There’s only 365 days in a year after all

Get ready folks, for the next couple of weeks there’s a plethora of dates that should be in everyone’s diaries, no I’m not talking about Mother’s Day or indeed Paddy’s Day, but major celebrations such as National Orthodontic Week (22 March 2010) and World Kidney Day (11th March)…whoop, whoop! For all you Fanny Pack fans out there, get yourself State side quick-sharp for International Fanny Pack Day is fast approaching on 13th March. Penguin fans – rest easy, World Penguin Day’s not until 24th April.


Now you may well be asking yourself ‘What’s your point caller?’ Well with everyday of the calendar now seemingly dedicated to one cause or another, what value does the age-old PR-trick of national awareness days/weeks now have in the minds of consumers? Are consumers tired of such events? Indeed, are the media tired of them as well?

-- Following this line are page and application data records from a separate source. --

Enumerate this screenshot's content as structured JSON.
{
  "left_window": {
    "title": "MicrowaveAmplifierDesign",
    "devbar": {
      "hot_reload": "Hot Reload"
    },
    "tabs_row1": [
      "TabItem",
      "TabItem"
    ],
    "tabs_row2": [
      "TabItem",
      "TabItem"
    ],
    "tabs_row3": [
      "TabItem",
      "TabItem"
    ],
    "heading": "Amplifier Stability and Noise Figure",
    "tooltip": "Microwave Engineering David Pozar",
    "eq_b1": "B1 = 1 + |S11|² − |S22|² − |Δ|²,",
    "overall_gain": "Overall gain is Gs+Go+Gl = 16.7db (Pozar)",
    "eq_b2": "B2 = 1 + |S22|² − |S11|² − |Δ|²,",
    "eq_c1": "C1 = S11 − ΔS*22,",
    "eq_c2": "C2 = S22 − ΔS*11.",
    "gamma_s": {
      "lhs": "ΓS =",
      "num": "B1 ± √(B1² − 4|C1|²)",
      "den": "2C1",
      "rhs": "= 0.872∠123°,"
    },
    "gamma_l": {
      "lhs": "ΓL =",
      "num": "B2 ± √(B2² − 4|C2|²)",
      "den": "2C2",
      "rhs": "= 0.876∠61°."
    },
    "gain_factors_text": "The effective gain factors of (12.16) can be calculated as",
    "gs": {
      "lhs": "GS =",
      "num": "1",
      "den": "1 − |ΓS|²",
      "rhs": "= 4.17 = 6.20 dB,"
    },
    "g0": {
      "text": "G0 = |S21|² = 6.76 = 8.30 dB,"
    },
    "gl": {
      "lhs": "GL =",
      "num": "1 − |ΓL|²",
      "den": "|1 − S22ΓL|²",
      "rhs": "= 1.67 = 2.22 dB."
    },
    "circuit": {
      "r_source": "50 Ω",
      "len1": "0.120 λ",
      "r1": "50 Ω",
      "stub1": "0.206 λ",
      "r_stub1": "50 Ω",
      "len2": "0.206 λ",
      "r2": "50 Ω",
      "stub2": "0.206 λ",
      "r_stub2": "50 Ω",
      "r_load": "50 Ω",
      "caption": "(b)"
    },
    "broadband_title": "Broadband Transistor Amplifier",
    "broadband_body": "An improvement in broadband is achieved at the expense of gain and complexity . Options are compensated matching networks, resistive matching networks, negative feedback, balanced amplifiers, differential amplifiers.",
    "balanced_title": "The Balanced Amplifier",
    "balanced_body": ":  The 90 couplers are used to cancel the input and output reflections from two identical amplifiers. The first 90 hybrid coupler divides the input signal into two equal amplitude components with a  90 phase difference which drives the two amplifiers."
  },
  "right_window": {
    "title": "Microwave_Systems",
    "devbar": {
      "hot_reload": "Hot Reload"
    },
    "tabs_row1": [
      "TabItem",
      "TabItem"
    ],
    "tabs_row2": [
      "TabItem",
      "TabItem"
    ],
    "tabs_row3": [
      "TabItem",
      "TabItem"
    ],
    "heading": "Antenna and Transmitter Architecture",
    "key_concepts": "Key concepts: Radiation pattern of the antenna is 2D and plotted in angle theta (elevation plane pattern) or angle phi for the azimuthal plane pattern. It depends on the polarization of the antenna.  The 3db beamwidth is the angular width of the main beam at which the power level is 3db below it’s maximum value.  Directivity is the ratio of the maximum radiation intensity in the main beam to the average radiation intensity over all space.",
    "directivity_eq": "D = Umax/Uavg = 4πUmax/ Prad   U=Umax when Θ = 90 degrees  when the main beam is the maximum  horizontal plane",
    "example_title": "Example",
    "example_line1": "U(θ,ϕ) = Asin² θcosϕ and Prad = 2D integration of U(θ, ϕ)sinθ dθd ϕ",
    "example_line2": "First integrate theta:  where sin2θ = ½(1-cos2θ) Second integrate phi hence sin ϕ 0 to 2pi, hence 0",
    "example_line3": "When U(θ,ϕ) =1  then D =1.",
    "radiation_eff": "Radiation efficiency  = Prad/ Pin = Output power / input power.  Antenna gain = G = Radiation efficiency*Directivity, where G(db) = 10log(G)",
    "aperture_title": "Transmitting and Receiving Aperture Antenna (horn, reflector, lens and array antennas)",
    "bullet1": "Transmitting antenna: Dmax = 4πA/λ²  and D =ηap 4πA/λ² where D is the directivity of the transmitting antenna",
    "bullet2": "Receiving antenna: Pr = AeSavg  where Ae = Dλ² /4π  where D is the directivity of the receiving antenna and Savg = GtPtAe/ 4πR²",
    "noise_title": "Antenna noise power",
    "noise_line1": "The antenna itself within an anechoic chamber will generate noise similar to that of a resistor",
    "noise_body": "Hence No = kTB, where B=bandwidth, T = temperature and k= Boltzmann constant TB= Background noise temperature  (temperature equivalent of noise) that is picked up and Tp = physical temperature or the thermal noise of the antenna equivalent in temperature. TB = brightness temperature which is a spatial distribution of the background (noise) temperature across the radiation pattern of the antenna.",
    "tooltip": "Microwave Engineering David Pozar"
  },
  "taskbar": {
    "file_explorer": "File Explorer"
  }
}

There’s no doubt that Awareness Days/Weeks can still provide that all important cut through, especially for charities and good causes; the United Nations’ International Day of Peace (September 21) is a great example of a campaign which resonates with consumers around the world. Where fatigue is often more prominent is with awareness days that appear to offer no value other than promoting a brand’s product. For example, whilst National Doughnut Day (first Friday of June each year) was originally created by the Salvation Army in 1938 to honor the women who served donuts to soldiers during World War, its take over by well known (and admittedly tasty) doughnut brands has rendered its cause practically worthless.

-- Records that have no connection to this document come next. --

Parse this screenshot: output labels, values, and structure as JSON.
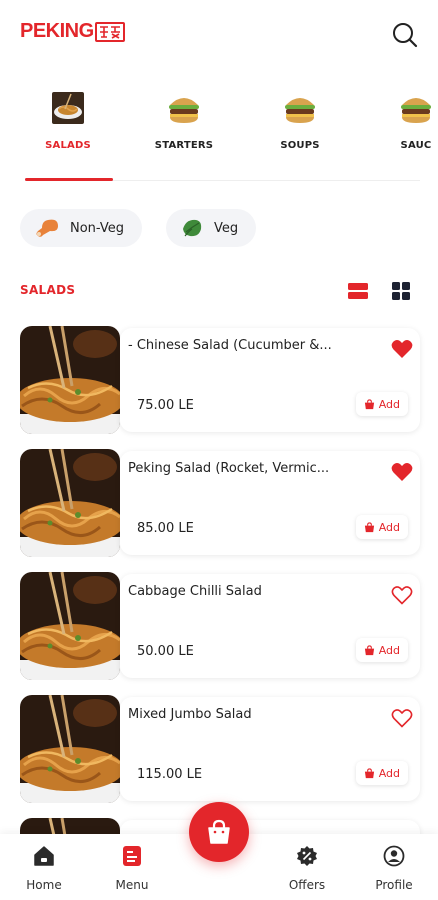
{
  "app": {
    "logo_text": "PEKING"
  },
  "categories": [
    {
      "label": "SALADS",
      "active": true
    },
    {
      "label": "STARTERS",
      "active": false
    },
    {
      "label": "SOUPS",
      "active": false
    },
    {
      "label": "SAUC",
      "active": false
    }
  ],
  "filters": [
    {
      "label": "Non-Veg",
      "icon": "chicken-leg-icon"
    },
    {
      "label": "Veg",
      "icon": "leaf-icon"
    }
  ],
  "section": {
    "title": "SALADS"
  },
  "items": [
    {
      "name": "- Chinese Salad (Cucumber &...",
      "price": "75.00 LE",
      "favorite": true,
      "add_label": "Add"
    },
    {
      "name": "Peking Salad (Rocket, Vermic...",
      "price": "85.00 LE",
      "favorite": true,
      "add_label": "Add"
    },
    {
      "name": "Cabbage Chilli Salad",
      "price": "50.00 LE",
      "favorite": false,
      "add_label": "Add"
    },
    {
      "name": "Mixed Jumbo Salad",
      "price": "115.00 LE",
      "favorite": false,
      "add_label": "Add"
    }
  ],
  "nav": [
    {
      "label": "Home",
      "icon": "home-icon"
    },
    {
      "label": "Menu",
      "icon": "menu-icon"
    },
    {
      "label": "Offers",
      "icon": "offers-icon"
    },
    {
      "label": "Profile",
      "icon": "profile-icon"
    }
  ],
  "colors": {
    "accent": "#e3262b",
    "chip_bg": "#f3f4f7"
  }
}
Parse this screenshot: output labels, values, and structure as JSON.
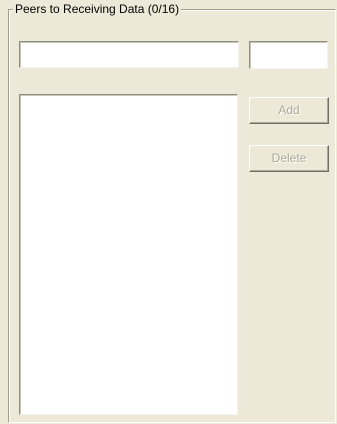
{
  "group": {
    "title": "Peers to Receiving Data (0/16)"
  },
  "peer_input": {
    "value": "",
    "placeholder": ""
  },
  "port_input": {
    "value": "",
    "placeholder": ""
  },
  "peer_list": {
    "items": []
  },
  "buttons": {
    "add_label": "Add",
    "delete_label": "Delete",
    "add_enabled": false,
    "delete_enabled": false
  }
}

So plentiful are these awareness days that unless you can deliver something genuinely imaginative and engaging through your PR and promotional activity, it’s unlikely that these events will even register on consumers’ consciousness. What are the secrets then of executing memorable campaigns? Well, first of all the consumer should come first, not the brand. For the consumer to get involved, they need to feel they’re getting something out of it. Part of the reason why Guinness has become synonymous with St. Patrick’s Day (other than its rich Irish heritage and strong brand positioning that is!) is that people can have a right old knees-up when enjoying it. The association between the two, though heavily promoted by both the brand and retailers, is a natural partnership – it’s not forced in anyway unlike many brands that try and piggy-back on events.

Any awareness day that is seen as being too self promotional is again likely to put people off participating, after all no one really likes to be sold to. Cadbury’s recent ‘Big Swap’ campaign in support of Fairtrade Fortnight offered a refreshing reminder of how such awareness weeks can remain relevant, support the brand’s messaging, whilst helping consumers get that all important feel good factor.

So less of the National Cup Cake Awareness Week- esque campaigns and a little more imagination please! In the meantime stock up on the Penguin biscuits for World Penguin Day is just around the corner!

Brands get closer to their customers

Everyone from Vodafone to Ocado and Cadbury’s are busy chatting about how they are going to get closer to their customers. There are the older style tactics of Market research and suggestion boxes that can still serve that purpose for some brands.

And then there are the new methods. Increasingly brands want to be your friend on facebook, your follower on twitter and the keeper of your data through new schemes like yahoo-nectars loyalty that was launched in the USA 5 years ago, but has recently evolved to have more direct contact with brands including Cadbury’s who signed up earlier this week.

But how do consumers feel about these brands trying to get closer to them? Not always very happy it would seem. Gideon Spanier’s article this week in the Evening Standard highlights that consumers are still likely to view the recent developments in targeting and tracking, as they did with Phorm, negatively. The week also started with a company I was involved in as a teenager, Dubit hitting headline for their controversial use of children to help promote a variety of brands.

So the question is how can brands listen and show understanding of their customers, without being accused of snooping or abusing their position by involving children in the process?

Seth Godin recent blog What’s expected vs. what’s amazing contains one suggestion for overcoming this dilemma. Real life personalisation, where a stranger remembers your name, what you like and what they’ve talked to you about before, even when it was months ago is certainly a powerful tool.  Really it is what targeting is trying to replicate, all be it in a much more controversial manner.

Before you say it, I know this is nothing new. In fact Dale Carnegie, in his popular book How to win friends and influence people, written in the 1930s, advocates this in a number of his principles e.g. “Remember that a persons name is to that person the sweetest sound in any language”. But if you think back to an example of someone doing this to you, I’m sure you’ll agree that level of personalisation, is a brilliant form of flattery and certainly makes you more likely to respond positively. The question is how global brands can replicate this on a massive scale… and without using controversial techniques.